Senate Republicans may be forced to eat their own words four years after they blocked Barack Obama from filling a vacant supreme court seat in an election. The circumstances are the same — only the years, the names and the sides have changed.
In February of 2016, conservative legal giant Justice Antonin Scalia, died, leaving a space on the Supreme Court. The process is relatively straightforward: The sitting president nominates a qualified candidate, and the Senate votes to confirm with a simple majority.

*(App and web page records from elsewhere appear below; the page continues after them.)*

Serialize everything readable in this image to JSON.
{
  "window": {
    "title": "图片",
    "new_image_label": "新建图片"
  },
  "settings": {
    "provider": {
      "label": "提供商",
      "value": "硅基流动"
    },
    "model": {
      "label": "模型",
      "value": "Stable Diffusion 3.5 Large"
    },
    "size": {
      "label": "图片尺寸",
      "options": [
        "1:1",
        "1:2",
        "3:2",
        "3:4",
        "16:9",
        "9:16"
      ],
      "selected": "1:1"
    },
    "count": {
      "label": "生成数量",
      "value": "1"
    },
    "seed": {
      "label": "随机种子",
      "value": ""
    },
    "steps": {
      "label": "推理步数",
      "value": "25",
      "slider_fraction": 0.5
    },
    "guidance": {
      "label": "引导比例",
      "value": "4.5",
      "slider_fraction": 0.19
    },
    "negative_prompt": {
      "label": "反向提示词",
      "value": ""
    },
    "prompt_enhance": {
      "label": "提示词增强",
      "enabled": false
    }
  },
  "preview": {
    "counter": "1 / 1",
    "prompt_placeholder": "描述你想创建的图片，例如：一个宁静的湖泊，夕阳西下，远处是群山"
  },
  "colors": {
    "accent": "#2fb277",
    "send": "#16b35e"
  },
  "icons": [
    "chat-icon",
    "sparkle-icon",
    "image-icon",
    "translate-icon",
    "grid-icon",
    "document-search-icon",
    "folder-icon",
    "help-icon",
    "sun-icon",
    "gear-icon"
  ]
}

But just hours after Scalia’s death, Republican Senate Majority Leader Mitch McConnell announced that he would block any such move. It was an election year, he said; the American people should have a voice in deciding who should sit on the court, and the appointment should wait until after the election. Senate Republicans joined with him in blocking the appointment.
It was an unprecedented decision, a new principle, that sparked an almighty political battle in Washington. In the end, Mitch McConnell got his way, and Merrick Garland, the moderate candidate nominated by Barack Obama, did not take a seat on the court. Instead, Donald Trump nominated and confirmed Neil Gorsuch.

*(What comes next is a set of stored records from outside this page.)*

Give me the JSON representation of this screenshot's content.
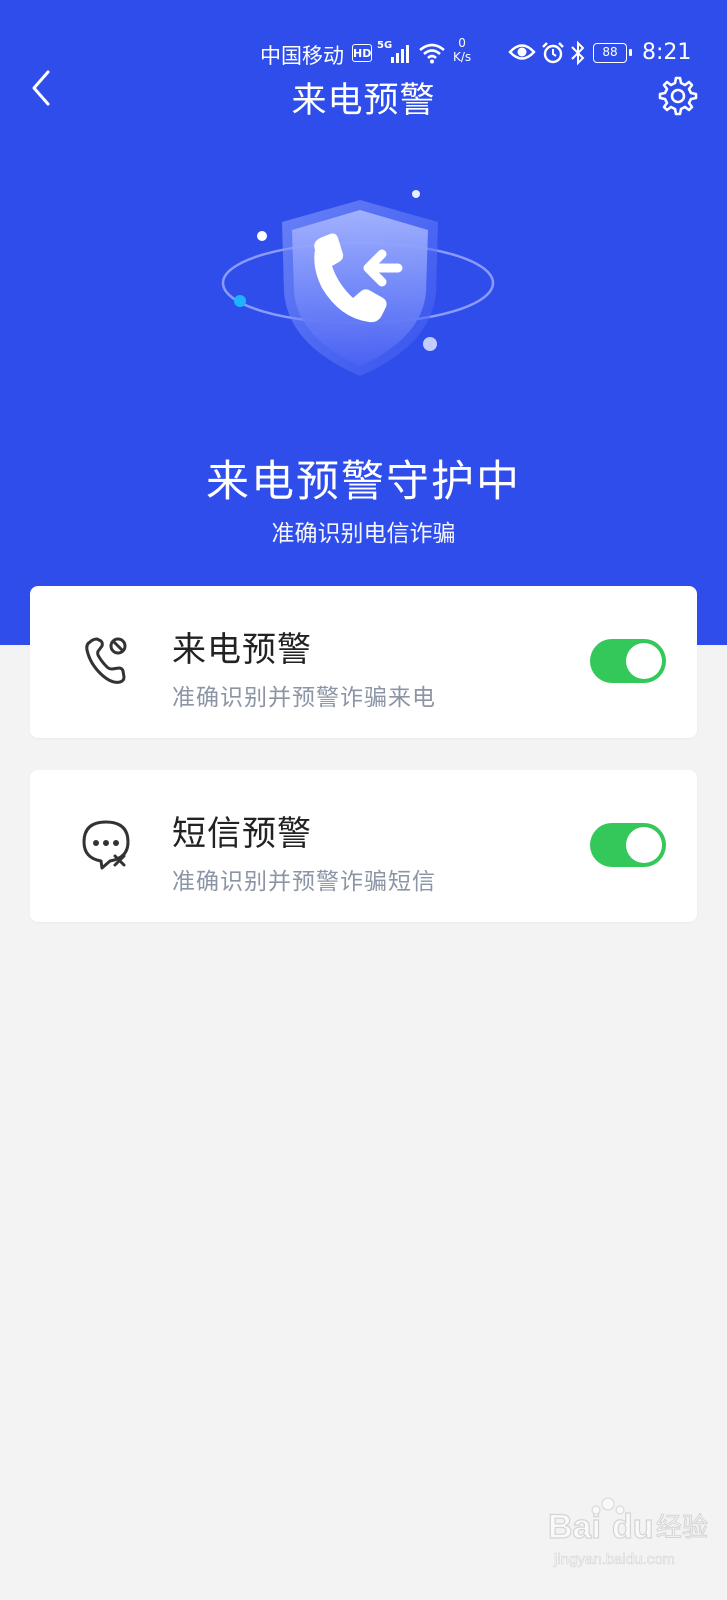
{
  "status_bar": {
    "carrier": "中国移动",
    "hd": "HD",
    "network": "5G",
    "speed_value": "0",
    "speed_unit": "K/s",
    "battery": "88",
    "time": "8:21"
  },
  "header": {
    "title": "来电预警"
  },
  "hero": {
    "title": "来电预警守护中",
    "subtitle": "准确识别电信诈骗"
  },
  "cards": [
    {
      "name": "来电预警",
      "desc": "准确识别并预警诈骗来电",
      "enabled": true,
      "icon": "phone-block-icon"
    },
    {
      "name": "短信预警",
      "desc": "准确识别并预警诈骗短信",
      "enabled": true,
      "icon": "message-block-icon"
    }
  ],
  "watermark": {
    "brand": "Baidu经验",
    "url": "jingyan.baidu.com"
  },
  "colors": {
    "primary": "#2e4deb",
    "toggle_on": "#34c759",
    "background": "#f3f3f3"
  }
}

Four years later, and the tables are turned. Ruth Bader Ginsburg died on Friday aged 87, leaving a space on the Supreme Court to be filled. Her death comes much closer to the election, just six weeks away.

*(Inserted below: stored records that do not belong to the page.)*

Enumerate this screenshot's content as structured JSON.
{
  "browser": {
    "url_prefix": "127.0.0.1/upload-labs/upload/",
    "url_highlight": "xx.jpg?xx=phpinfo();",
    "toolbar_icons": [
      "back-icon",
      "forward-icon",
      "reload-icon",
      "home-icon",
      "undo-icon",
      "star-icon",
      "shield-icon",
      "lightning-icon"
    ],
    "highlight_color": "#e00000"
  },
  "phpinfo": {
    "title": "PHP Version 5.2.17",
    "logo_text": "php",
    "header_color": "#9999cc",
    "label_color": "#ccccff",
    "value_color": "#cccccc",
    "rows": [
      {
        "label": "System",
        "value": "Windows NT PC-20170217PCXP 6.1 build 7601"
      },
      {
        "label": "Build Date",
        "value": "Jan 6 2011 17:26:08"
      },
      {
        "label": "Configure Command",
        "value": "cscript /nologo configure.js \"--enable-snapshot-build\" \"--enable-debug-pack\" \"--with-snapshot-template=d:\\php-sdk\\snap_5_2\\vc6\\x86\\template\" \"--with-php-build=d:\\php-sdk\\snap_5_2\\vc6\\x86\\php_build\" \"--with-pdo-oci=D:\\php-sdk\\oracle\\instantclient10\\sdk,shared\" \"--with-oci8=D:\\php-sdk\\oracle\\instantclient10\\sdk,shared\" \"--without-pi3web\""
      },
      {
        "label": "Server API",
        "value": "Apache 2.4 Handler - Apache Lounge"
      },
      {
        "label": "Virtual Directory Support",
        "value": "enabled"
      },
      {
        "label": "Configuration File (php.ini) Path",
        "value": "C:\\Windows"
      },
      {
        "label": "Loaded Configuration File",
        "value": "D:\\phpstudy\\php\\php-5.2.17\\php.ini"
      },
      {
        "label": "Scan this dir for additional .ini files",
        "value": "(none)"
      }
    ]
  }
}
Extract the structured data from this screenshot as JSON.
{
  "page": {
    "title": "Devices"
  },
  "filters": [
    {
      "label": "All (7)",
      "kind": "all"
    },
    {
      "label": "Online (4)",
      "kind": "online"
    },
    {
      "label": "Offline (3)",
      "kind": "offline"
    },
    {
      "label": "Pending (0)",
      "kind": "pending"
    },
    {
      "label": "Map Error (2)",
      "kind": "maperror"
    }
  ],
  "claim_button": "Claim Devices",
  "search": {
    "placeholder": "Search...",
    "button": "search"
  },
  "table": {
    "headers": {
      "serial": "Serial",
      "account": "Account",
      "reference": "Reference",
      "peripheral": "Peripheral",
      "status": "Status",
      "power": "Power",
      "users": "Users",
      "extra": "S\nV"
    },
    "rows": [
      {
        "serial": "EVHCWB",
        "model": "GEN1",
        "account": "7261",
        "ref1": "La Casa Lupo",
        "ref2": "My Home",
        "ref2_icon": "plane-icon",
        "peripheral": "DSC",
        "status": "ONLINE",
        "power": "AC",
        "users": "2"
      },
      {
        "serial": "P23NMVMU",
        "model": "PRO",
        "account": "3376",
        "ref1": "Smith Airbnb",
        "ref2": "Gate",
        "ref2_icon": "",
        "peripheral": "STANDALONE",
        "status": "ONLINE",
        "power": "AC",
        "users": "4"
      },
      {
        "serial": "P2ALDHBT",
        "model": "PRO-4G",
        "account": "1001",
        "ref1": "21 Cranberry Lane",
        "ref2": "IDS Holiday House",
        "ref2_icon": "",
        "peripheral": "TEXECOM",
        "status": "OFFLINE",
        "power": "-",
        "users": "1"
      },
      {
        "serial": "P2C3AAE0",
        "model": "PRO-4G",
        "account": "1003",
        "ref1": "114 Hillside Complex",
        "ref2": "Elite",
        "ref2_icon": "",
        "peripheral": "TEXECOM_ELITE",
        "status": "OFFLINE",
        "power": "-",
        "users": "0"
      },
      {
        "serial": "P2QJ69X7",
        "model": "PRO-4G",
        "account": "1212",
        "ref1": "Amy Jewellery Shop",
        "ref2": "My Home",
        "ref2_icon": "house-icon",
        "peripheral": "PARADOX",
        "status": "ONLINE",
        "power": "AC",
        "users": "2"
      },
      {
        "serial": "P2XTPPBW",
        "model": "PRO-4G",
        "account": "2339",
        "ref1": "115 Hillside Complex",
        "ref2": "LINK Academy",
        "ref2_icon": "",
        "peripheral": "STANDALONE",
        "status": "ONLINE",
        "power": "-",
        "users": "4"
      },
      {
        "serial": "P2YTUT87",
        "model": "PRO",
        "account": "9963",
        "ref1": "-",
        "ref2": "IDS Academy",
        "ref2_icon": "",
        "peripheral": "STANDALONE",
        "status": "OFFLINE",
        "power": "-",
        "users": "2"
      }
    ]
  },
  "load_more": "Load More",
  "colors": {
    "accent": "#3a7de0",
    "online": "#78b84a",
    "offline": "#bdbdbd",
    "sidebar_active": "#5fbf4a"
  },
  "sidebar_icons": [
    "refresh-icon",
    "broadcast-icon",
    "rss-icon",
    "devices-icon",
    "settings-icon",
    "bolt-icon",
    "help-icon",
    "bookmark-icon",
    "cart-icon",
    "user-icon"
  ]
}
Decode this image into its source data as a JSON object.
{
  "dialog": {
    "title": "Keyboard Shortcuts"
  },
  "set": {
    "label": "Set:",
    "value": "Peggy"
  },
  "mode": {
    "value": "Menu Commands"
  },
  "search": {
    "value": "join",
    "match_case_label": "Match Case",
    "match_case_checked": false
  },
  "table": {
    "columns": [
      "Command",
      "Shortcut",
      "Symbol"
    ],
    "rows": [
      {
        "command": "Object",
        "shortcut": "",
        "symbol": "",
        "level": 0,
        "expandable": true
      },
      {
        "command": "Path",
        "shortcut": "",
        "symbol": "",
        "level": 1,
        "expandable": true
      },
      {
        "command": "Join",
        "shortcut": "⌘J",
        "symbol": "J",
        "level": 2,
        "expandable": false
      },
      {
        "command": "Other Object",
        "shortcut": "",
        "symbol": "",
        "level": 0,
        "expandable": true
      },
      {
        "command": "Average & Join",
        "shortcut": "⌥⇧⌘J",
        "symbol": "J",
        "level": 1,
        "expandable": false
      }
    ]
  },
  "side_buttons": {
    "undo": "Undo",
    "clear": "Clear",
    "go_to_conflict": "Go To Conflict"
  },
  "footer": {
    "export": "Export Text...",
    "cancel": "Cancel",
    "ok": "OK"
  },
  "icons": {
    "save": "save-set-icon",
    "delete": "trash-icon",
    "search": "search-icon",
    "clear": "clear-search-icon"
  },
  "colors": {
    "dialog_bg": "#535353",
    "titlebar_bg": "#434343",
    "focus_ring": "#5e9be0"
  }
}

The Republican-controlled senate now has the power to confirm a justice nominated by the current president, Donald Trump. But to do so, many would have to directly contradict their own 2016 position.
Here is what Republicans said in 2016 about appointing Supreme Court justices in an election year:
“The American people should have a voice in the selection of their next Supreme Court Justice. Therefore, this vacancy should not be filled until we have a new president.” — Sen. Mitch McConnell, 13 February 2016.
“This nomination will be determined by whoever wins the presidency in the polls.” — Sen. Mitch McConnell (R-Kentucky), 23 February 2016.
“This is the last year of a lame-duck, and if Ted Cruz or Donald Trump get to be president, they’ve all asked us not to confirm or take up a selection by president Obama. So if a vacancy occurs in their last year, of their first term, guess what, you will use their words against them. You will use their words against them. I want you to use my words against me. If there is a Republican president in 2016 and a vacancy occurs in the last year of the first term, you can say Lindsey Graham said ‘let’s let the next president, whoever it might be, make that nomination,’ and you could use my words against me and you'd be absolutely right.” — Sen. Lindsey Graham, (R-SC) 10 March, 2016
“I'll tell you this, if an opening comes in President Trump's term, and the primary process has started, we will wait until the next election.” — Lindsey Graham (R-SC), 3 October, 2018 .
“We have a unique opportunity for the American people to have a voice in the direction of the Supreme Court. Our side believes very strongly that the people deserve to be heard, and they should be allowed to decide, through their vote for the next president, the type of person who should be on the Supreme Court.” — Sen. Chuck Grassley (R-Iowa), 7 April, 2016.
“The president [Obama] exercised his unquestioned authority under the constitution, to nominate someone to this vacancy. But that same constitution reserves to the United States senate, and the United States senate alone, the right to either grant or withhold consent to that nominee.” — Sen. John Cornyn, (R-Texas). 16 March, 2016.
“Justice Scalia was an American hero. We owe it to him, & the Nation, for the Senate to ensure that the next President names his replacement.” — Ted Cruz (R-Texas) 13 February, 2016.